Maybe, But Probably Not
This page on the NASA web site tells us a lot. Generally, NASA media is free to use, so they won't be getting any money from it:
NASA content - images, audio, video, and computer files used in the rendition of 3-dimensional models, such as texture maps and polygon data in any format - generally are not copyrighted. You may use this material for educational or informational purposes, including photo collections, textbooks, public exhibits, computer graphical simulations and Internet Web pages. This general permission extends to personal Web pages.
News outlets, schools, and text-book authors may use NASA content without needing explicit permission. NASA content used in a factual manner that does not imply endorsement may be used without needing explicit permission. NASA should be acknowledged as the source of the material. NASA occasionally uses copyrighted material by permission on its website. Those images will be marked copyright with the name of the copyright holder. NASA's use does not convey any rights to others to use the same material. Those wishing to use copyrighted material must contact the copyright holder directly.

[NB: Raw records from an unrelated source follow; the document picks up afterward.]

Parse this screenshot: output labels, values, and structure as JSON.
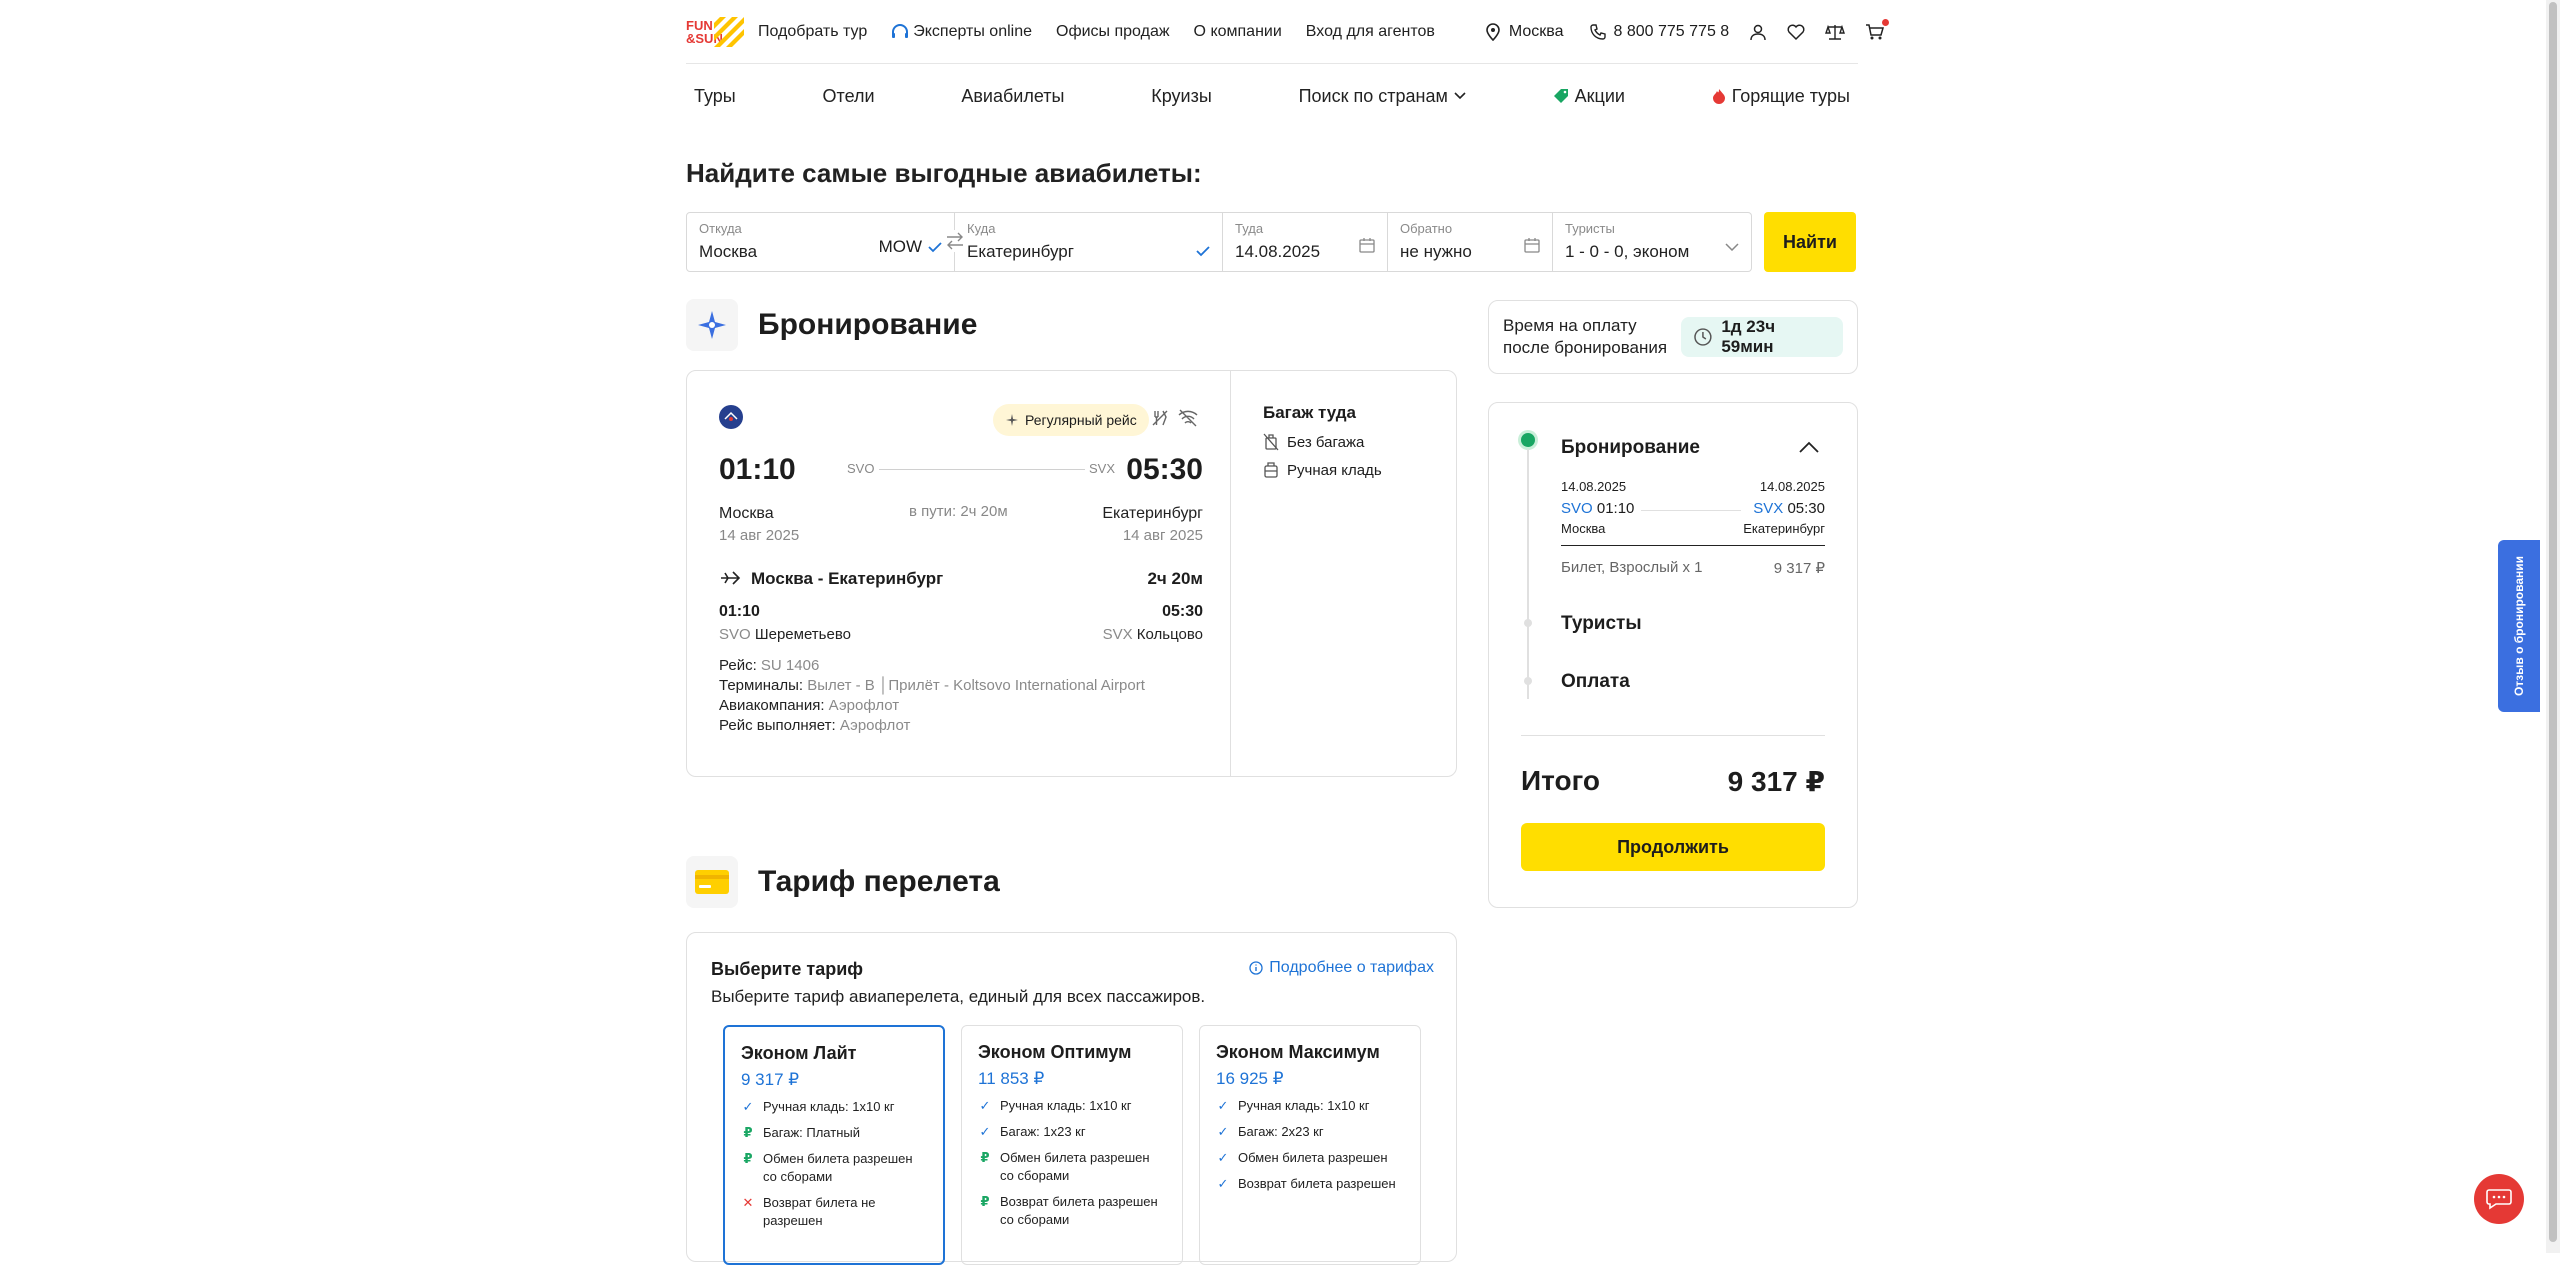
{
  "header": {
    "logo_text": "FUN&SUN",
    "nav": [
      "Подобрать тур",
      "Эксперты online",
      "Офисы продаж",
      "О компании",
      "Вход для агентов"
    ],
    "city": "Москва",
    "phone": "8 800 775 775 8"
  },
  "main_nav": {
    "items": [
      "Туры",
      "Отели",
      "Авиабилеты",
      "Круизы",
      "Поиск по странам",
      "Акции",
      "Горящие туры"
    ]
  },
  "page_title": "Найдите самые выгодные авиабилеты:",
  "search": {
    "from_label": "Откуда",
    "from_value": "Москва",
    "from_code": "MOW",
    "to_label": "Куда",
    "to_value": "Екатеринбург",
    "there_label": "Туда",
    "there_value": "14.08.2025",
    "back_label": "Обратно",
    "back_value": "не нужно",
    "tourists_label": "Туристы",
    "tourists_value": "1 - 0 - 0, эконом",
    "find_button": "Найти"
  },
  "booking": {
    "title": "Бронирование",
    "badge": "Регулярный рейс",
    "dep_time": "01:10",
    "arr_time": "05:30",
    "dep_code": "SVO",
    "arr_code": "SVX",
    "dep_city": "Москва",
    "arr_city": "Екатеринбург",
    "dep_date": "14 авг 2025",
    "arr_date": "14 авг 2025",
    "duration": "в пути: 2ч 20м",
    "segment_title": "Москва - Екатеринбург",
    "segment_duration": "2ч 20м",
    "seg_dep_time": "01:10",
    "seg_arr_time": "05:30",
    "seg_dep_code": "SVO",
    "seg_dep_airport": "Шереметьево",
    "seg_arr_code": "SVX",
    "seg_arr_airport": "Кольцово",
    "flight_label": "Рейс:",
    "flight_value": "SU 1406",
    "terminals_label": "Терминалы:",
    "terminals_value": "Вылет - B │Прилёт - Koltsovo International Airport",
    "airline_label": "Авиакомпания:",
    "airline_value": "Аэрофлот",
    "operated_label": "Рейс выполняет:",
    "operated_value": "Аэрофлот",
    "baggage_title": "Багаж туда",
    "baggage_none": "Без багажа",
    "hand_luggage": "Ручная кладь"
  },
  "payment_time": {
    "label": "Время на оплату после бронирования",
    "value": "1д 23ч 59мин"
  },
  "summary": {
    "step1": "Бронирование",
    "dep_date": "14.08.2025",
    "arr_date": "14.08.2025",
    "dep_code": "SVO",
    "dep_time": "01:10",
    "arr_code": "SVX",
    "arr_time": "05:30",
    "dep_city": "Москва",
    "arr_city": "Екатеринбург",
    "ticket_label": "Билет, Взрослый x 1",
    "ticket_price": "9 317 ₽",
    "step2": "Туристы",
    "step3": "Оплата",
    "total_label": "Итого",
    "total_value": "9 317 ₽",
    "continue_button": "Продолжить"
  },
  "tariff": {
    "title": "Тариф перелета",
    "choose": "Выберите тариф",
    "more_link": "Подробнее о тарифах",
    "subtitle": "Выберите тариф авиаперелета, единый для всех пассажиров.",
    "plans": [
      {
        "name": "Эконом Лайт",
        "price": "9 317 ₽",
        "features": [
          "Ручная кладь: 1x10 кг",
          "Багаж: Платный",
          "Обмен билета разрешен со сборами",
          "Возврат билета не разрешен"
        ]
      },
      {
        "name": "Эконом Оптимум",
        "price": "11 853 ₽",
        "features": [
          "Ручная кладь: 1x10 кг",
          "Багаж: 1x23 кг",
          "Обмен билета разрешен со сборами",
          "Возврат билета разрешен со сборами"
        ]
      },
      {
        "name": "Эконом Максимум",
        "price": "16 925 ₽",
        "features": [
          "Ручная кладь: 1x10 кг",
          "Багаж: 2x23 кг",
          "Обмен билета разрешен",
          "Возврат билета разрешен"
        ]
      }
    ]
  },
  "feedback_tab": "Отзыв о бронировании",
  "colors": {
    "accent": "#ffde00",
    "link": "#1e73d6",
    "success": "#19a663",
    "danger": "#e53935"
  }
}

Commercial projects that want to use NASA media, however, have different rules:
Feature film and fictional film projects
A formal agreement is often required when there is a need to lay out what is expected of both parties in terms of shoots, clearances, protection of NASA's appearance in a fictional storyline, etc. An agreement may also be needed when the parties plan for an on-going collaboration for education or outreach activities beyond routine appearances or interviews.
After providing a signed NASA Non-Disclosure Agreement, NASA reviews a script to assess participation in a project. In some cases, clearances for use of the NASA Insignia and other identifiers, footage, still imagery and other NASA assets; details of shoots; post assistance and when appropriate; outreach leading to release of the film; are also addressed.
NASA does provide publicly available film footage and imagery regardless of involvement in a particular production.
So the next question is whether these agreements are revenue-generating. Legally, they could be, but in practice, they probably aren't. Here are the types of agreements NASA may enter into: https://technology-larc.ndc.nasa.gov/partnership-info/space-act-agreement
If NASA enters into a reimbursable agreement with a production company, then they will generate some revenue from that agreement. However, this report suggests NASA may be too often entering into non-reimbursable agreements when it could be getting reimbursement.
Regarding the first comment:
I found the following listing in this very long list of active agreements in June 2017:
338 24469 The Hollywood Black Film Festival THE PRODUCTION OF NASA THEMED SCIENCE FICTION FILM CONCEPTS 1/23/2017 1/23/2022 Non-Reimbursable $8,700 GSFC SAA5-17-1-N24469
360 18326 New York Film Academy James Webb Space Telescope Visual Storytelling 10/27/2014 10/27/2017 Non-Reimbursable $1,000 GSFC SAA5-2014-3-N18326
381 22569 Twentieth Century Fox Hidden Figures, 20th Century Fox Film 3/11/2016 3/11/2021 Non-Reimbursable $5,000 HQ 22569
387 19963 IMAX SPACEWORKS LTD. THE FILMING OF “A Perfect Planet” (working title) 3/3/2014 3/3/2019 Non-Reimbursable ----- HQ
636 17011 Houston Cinema Arts Society HCAS Film Festival 2/23/2015 2/22/2019 Non-Reimbursable $216,433 JSC SAA-OA-14-17011
398 14450 Evans & Sutherland Computer Corporation Planetarium Full-Dome Video Agreement 11/20/2013 11/20/2018 Non-Reimbursable ----- HQ
832 24363 Gloucester High School Video Production 12/8/2016 12/8/2017 Non-Reimbursable $11,843 LaRC SAA1-24362, Annex 1
If you scroll to the right, you'll see that none of them are reimbursable, not even the feature film Hidden Figures by 20th Century Fox.